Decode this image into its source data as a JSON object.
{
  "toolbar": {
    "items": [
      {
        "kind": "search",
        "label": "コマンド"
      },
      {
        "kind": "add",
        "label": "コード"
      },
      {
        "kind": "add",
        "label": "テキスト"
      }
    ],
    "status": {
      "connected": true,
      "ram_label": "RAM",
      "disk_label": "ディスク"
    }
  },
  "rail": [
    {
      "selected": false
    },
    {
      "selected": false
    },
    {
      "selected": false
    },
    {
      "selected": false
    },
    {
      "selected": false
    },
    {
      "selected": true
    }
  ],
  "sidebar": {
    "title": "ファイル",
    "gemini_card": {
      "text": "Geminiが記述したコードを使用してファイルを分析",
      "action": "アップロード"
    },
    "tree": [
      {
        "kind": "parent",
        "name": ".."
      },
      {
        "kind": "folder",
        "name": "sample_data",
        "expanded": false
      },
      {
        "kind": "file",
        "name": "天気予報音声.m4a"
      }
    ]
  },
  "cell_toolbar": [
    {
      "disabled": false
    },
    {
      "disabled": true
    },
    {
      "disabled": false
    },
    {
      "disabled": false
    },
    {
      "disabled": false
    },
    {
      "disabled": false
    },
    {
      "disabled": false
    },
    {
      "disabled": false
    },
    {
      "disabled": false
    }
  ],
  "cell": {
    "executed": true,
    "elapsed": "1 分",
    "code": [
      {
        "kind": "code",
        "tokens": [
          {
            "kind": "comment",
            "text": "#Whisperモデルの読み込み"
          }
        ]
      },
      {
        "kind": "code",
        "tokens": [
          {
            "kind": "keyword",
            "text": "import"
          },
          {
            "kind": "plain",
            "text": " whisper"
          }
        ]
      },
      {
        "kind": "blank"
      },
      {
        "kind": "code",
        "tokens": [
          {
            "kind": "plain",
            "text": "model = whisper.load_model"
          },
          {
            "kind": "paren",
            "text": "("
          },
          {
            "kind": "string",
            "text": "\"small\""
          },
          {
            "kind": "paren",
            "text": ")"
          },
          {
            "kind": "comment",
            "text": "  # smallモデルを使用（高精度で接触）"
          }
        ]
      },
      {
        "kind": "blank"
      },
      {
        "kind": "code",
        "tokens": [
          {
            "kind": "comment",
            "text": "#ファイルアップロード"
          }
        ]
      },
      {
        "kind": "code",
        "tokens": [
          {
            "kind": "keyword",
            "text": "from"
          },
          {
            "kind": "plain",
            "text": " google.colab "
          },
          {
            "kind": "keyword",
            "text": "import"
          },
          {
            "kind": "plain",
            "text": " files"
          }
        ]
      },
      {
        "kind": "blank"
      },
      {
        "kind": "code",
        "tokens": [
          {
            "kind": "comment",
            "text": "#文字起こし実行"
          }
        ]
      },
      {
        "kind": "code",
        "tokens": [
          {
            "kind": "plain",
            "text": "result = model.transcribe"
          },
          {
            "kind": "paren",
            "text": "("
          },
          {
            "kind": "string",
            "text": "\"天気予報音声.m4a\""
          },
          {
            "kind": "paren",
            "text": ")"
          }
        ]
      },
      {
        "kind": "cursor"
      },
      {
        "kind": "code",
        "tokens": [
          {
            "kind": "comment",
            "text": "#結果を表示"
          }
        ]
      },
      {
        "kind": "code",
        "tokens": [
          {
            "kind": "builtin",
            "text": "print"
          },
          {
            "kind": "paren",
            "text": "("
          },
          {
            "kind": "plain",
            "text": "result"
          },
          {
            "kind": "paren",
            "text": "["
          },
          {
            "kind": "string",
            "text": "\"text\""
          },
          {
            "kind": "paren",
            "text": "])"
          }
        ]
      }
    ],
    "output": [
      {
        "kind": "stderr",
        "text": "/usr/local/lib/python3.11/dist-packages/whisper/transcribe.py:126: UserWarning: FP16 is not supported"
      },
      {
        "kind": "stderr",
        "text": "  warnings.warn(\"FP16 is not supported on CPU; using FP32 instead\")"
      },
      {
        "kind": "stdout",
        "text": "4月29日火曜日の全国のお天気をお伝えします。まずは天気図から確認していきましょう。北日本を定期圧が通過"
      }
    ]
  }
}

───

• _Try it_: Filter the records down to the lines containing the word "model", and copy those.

• _Result_:
            "text": "model = whisper.load_model"
            "text": "result = model.transcribe"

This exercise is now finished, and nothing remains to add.